What do you get when a hoard of dancers collaborate to the catchy tune of "Love Somebody," by the band Frenship? The most epic dance party ever, of course! Said dance party was produced by the talented Michael Riccio, who's performed in feature films, including "Confessions of a Teenage Drama Queen" and "Shrek Forever After."
Today in Ballet Dancers Are Actual Superheroes news:
You've no doubt heard that the fabulous Alicia Vikander is playing Lara Croft in the newest iteration of Tomb Raider, which hits movie theaters this Friday. But while her training for the high-octane action role was crazy tough, she says, studying at the Royal Swedish Ballet School was far tougher.
They say there's no "I" in "team"—and nowhere is that truer than the world of college dance teams, where precision reigns, uniformity is key, and a single misstep from any given "I" can cost a group a championship trophy. So it's unsurprising that securing a spot on one of the best dance teams in the country is no easy feat.
Members of these highly athletic teams rehearse for hours every week—on top of academic classes and commitments—and perform at football and basketball games, annual concerts, and nationally televised competitions (hi, ESPN). And "no I" rule notwithstanding, each of these top teams is made up of highly trained, highly technical, highly hard-core individuals, who come together to create a ready-for-victory pack.
These six teams aren't one-off success stories—they're consistently strong, and earn the top spots at major competitions like UDA and NDA nearly every year. Up for the challenge? Here's what to know before you go to auditions.

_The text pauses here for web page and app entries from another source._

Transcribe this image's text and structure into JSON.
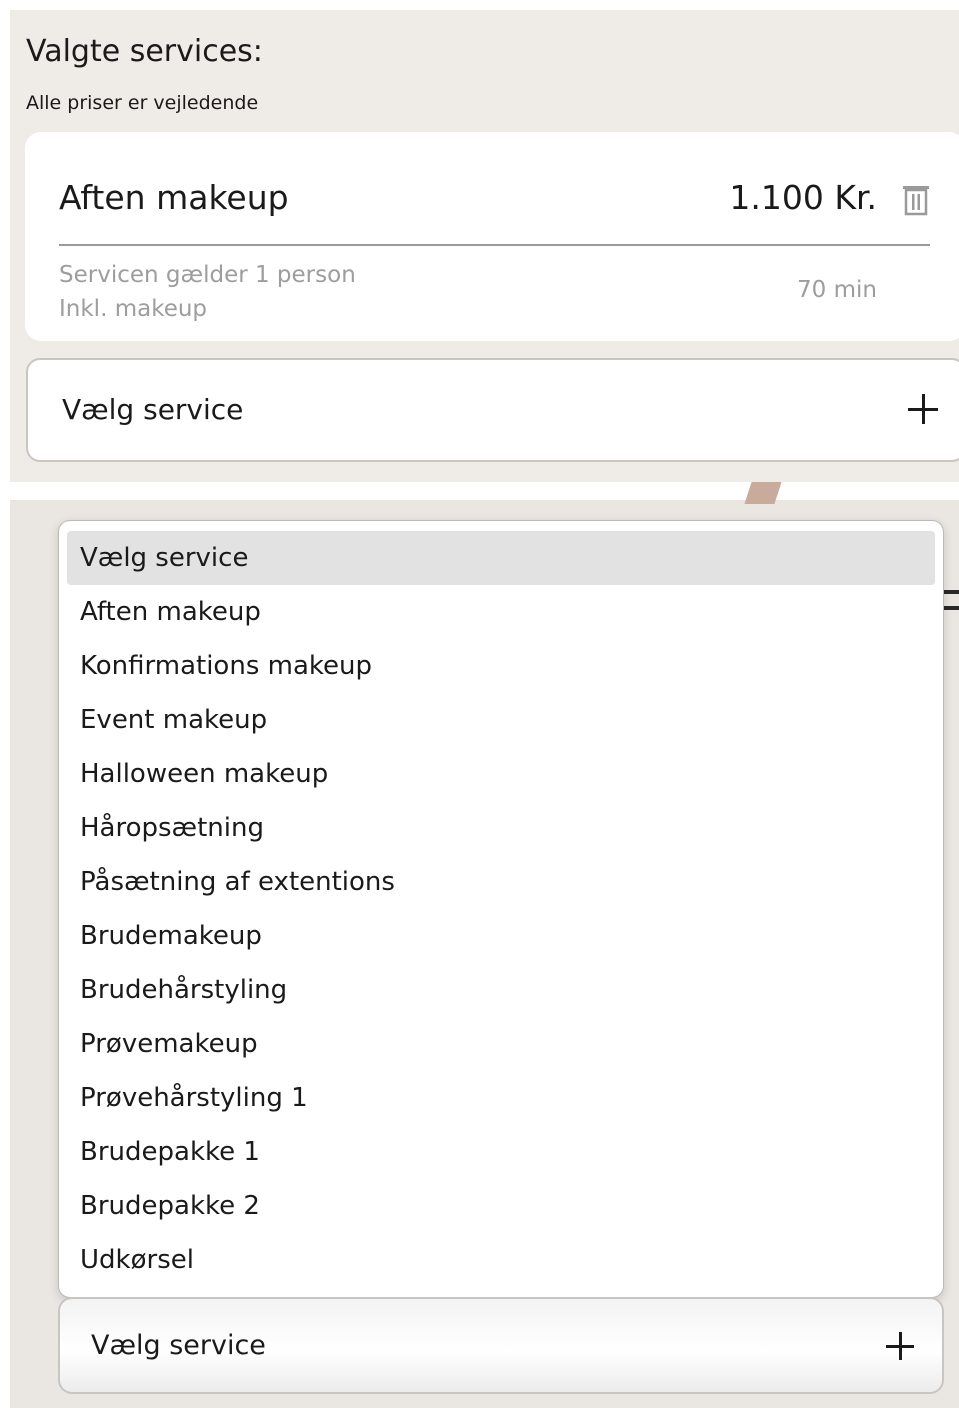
{
  "selected_services": {
    "title": "Valgte services:",
    "subtitle": "Alle priser er vejledende",
    "item": {
      "name": "Aften makeup",
      "price": "1.100 Kr.",
      "description_line1": "Servicen gælder 1 person",
      "description_line2": "Inkl. makeup",
      "duration": "70 min",
      "delete_icon": "trash-icon"
    },
    "select": {
      "label": "Vælg service",
      "icon": "plus-icon"
    }
  },
  "dropdown": {
    "selected_index": 0,
    "options": [
      "Vælg service",
      "Aften makeup",
      "Konfirmations makeup",
      "Event makeup",
      "Halloween makeup",
      "Håropsætning",
      "Påsætning af extentions",
      "Brudemakeup",
      "Brudehårstyling",
      "Prøvemakeup",
      "Prøvehårstyling 1",
      "Brudepakke 1",
      "Brudepakke 2",
      "Udkørsel"
    ]
  },
  "bottom_select": {
    "label": "Vælg service",
    "icon": "plus-icon"
  },
  "colors": {
    "panel_bg": "#efebe7",
    "muted_text": "#9d9d9d",
    "option_highlight": "#e2e2e2"
  }
}
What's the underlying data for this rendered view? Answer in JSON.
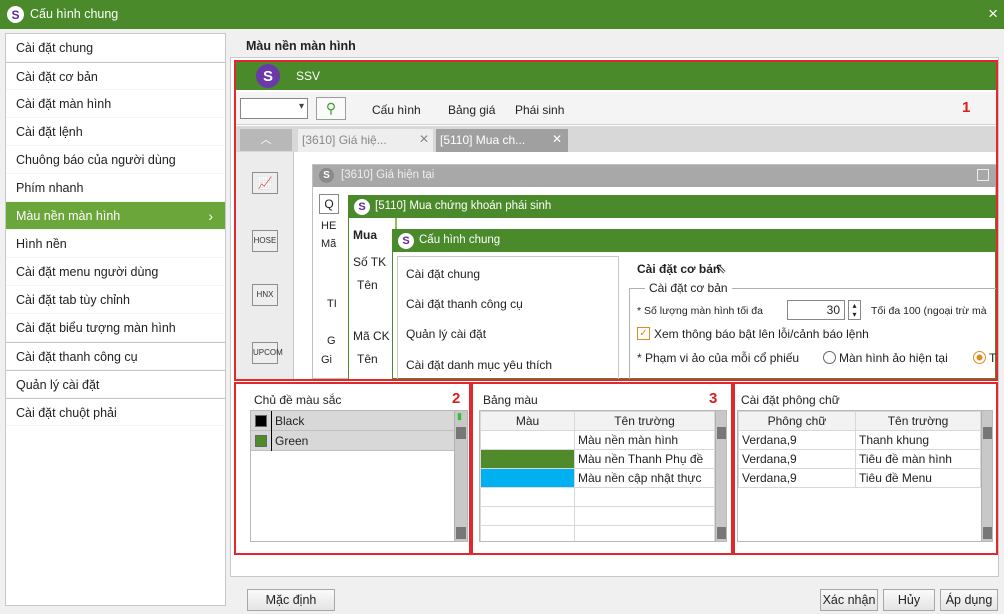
{
  "window": {
    "title": "Cấu hình chung",
    "close": "×"
  },
  "sidebar": {
    "items": [
      {
        "label": "Cài đặt chung"
      },
      {
        "label": "Cài đặt cơ bản"
      },
      {
        "label": "Cài đặt màn hình"
      },
      {
        "label": "Cài đặt lệnh"
      },
      {
        "label": "Chuông báo của người dùng"
      },
      {
        "label": "Phím nhanh"
      },
      {
        "label": "Màu nền màn hình"
      },
      {
        "label": "Hình nền"
      },
      {
        "label": "Cài đặt menu người dùng"
      },
      {
        "label": "Cài đặt tab tùy chỉnh"
      },
      {
        "label": "Cài đặt biểu tượng màn hình"
      },
      {
        "label": "Cài đặt thanh công cụ"
      },
      {
        "label": "Quản lý cài đặt"
      },
      {
        "label": "Cài đặt chuột phải"
      }
    ],
    "chevron": "›"
  },
  "main": {
    "title": "Màu nền màn hình"
  },
  "preview": {
    "app_title": "SSV",
    "menu": [
      "Cấu hình",
      "Bảng giá",
      "Phái sinh"
    ],
    "tabs": [
      "[3610] Giá hiệ...",
      "[5110] Mua ch..."
    ],
    "side_icons": [
      "HOSE",
      "HNX",
      "UPCOM"
    ],
    "win1_title": "[3610] Giá hiện tại",
    "win2_title": "[5110] Mua chứng khoán phái sinh",
    "frag": {
      "q": "Q",
      "he": "HE",
      "ma": "Mã",
      "ti": "TI",
      "g": "G",
      "gi": "Gi",
      "mua": "Mua",
      "so_tk": "Số TK",
      "ten": "Tên",
      "ma_ck": "Mã CK",
      "ten2": "Tên"
    },
    "dlg_title": "Cấu hình chung",
    "dlg_items": [
      "Cài đặt chung",
      "Cài đặt thanh công cụ",
      "Quản lý cài đặt",
      "Cài đặt danh mục yêu thích"
    ],
    "dlg_header": "Cài đặt cơ bản",
    "group": "Cài đặt cơ bản",
    "row1_label": "* Số lượng màn hình tối đa",
    "row1_value": "30",
    "row1_note": "Tối đa 100 (ngoại trừ mà",
    "row2_label": "Xem thông báo bật lên lỗi/cảnh báo lệnh",
    "row3_label": "* Phạm vi ảo của mỗi cổ phiếu",
    "row3_opt1": "Màn hình ảo hiện tại",
    "row3_opt2": "T",
    "marker": "1"
  },
  "themes": {
    "title": "Chủ đề màu sắc",
    "marker": "2",
    "rows": [
      {
        "name": "Black",
        "color": "#000000"
      },
      {
        "name": "Green",
        "color": "#4f8a2b"
      }
    ]
  },
  "palette": {
    "title": "Bảng màu",
    "marker": "3",
    "headers": [
      "Màu",
      "Tên trường"
    ],
    "rows": [
      {
        "color": "#ffffff",
        "name": "Màu nền màn hình"
      },
      {
        "color": "#4f8a2b",
        "name": "Màu nền Thanh Phụ đề"
      },
      {
        "color": "#00b0f0",
        "name": "Màu nền cập nhật thực"
      }
    ]
  },
  "fonts": {
    "title": "Cài đặt phông chữ",
    "headers": [
      "Phông chữ",
      "Tên trường"
    ],
    "rows": [
      {
        "font": "Verdana,9",
        "field": "Thanh khung"
      },
      {
        "font": "Verdana,9",
        "field": "Tiêu đề màn hình"
      },
      {
        "font": "Verdana,9",
        "field": "Tiêu đề Menu"
      }
    ]
  },
  "buttons": {
    "default": "Mặc định",
    "confirm": "Xác nhận",
    "cancel": "Hủy",
    "apply": "Áp dụng"
  },
  "colors": {
    "titlebar": "#4a8a2a",
    "accent": "#6aa63a",
    "marker": "#e0282d"
  }
}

Are you a high school senior who's been accepted to a four-year accredited college or university program? Congrats! Within the 2017-2018 season, have you competed in events run by at least two of the organizations in the above graphic? Double congrats, because the Association of Dance Conventions and Competitions, or ADCC for short, wants to give you $1,000 (!!) towards college tuition.
From dancing in music videos (including Katy Perry's "Swish Swish") to performing on reality TV shows (including "Dancing with the Stars" and "The Voice"), 17-year-old Amanda LaCount is already conquering the commercial scene. If you've ever seen her dance, you understand why: She's a hard-hitting phenom with major stage presence. But in an industry where not having the "right" look can jeopardize your career, Amanda's also blazed her own path by accepting her beautiful curvy body the way it is.
Amanda's never let body-shamers discourage her from going after her dreams. She hopes that by breaking the "dancers are skinny" stereotype, she'll give others the courage to highlight their own unique features rather than hiding them or changing them to fit repressive industry standards. She's even started a campaign, #breakingthestereotype, to inspire artists of all shapes, colors, and sizes to dance for themselves.
We caught up with this dancing maverick to get her advice on cultivating body confidence in a world that's obsessed with the "perfect" body.
In our "Dear Katie" series, former NYCB soloist Kathryn Morgan answers your pressing dance questions. Have something you want to ask Katie? Email firstname.lastname@example.org for a chance to be featured!
All the dancers in my level auditioned for a prestigious summer intensive—but I'm the only one who got in. Now everything is incredibly awkward at the studio. I'm really excited about the program, but I don't want to make my friends feel bad. What can I do?
Can't get enough of the dance party T. Swift throws herself in her "Delicate" music video? Take a look at the two making-of clips Taylor just shared on her Instagram, showing her practicing the vid's charmingly awkward choreography.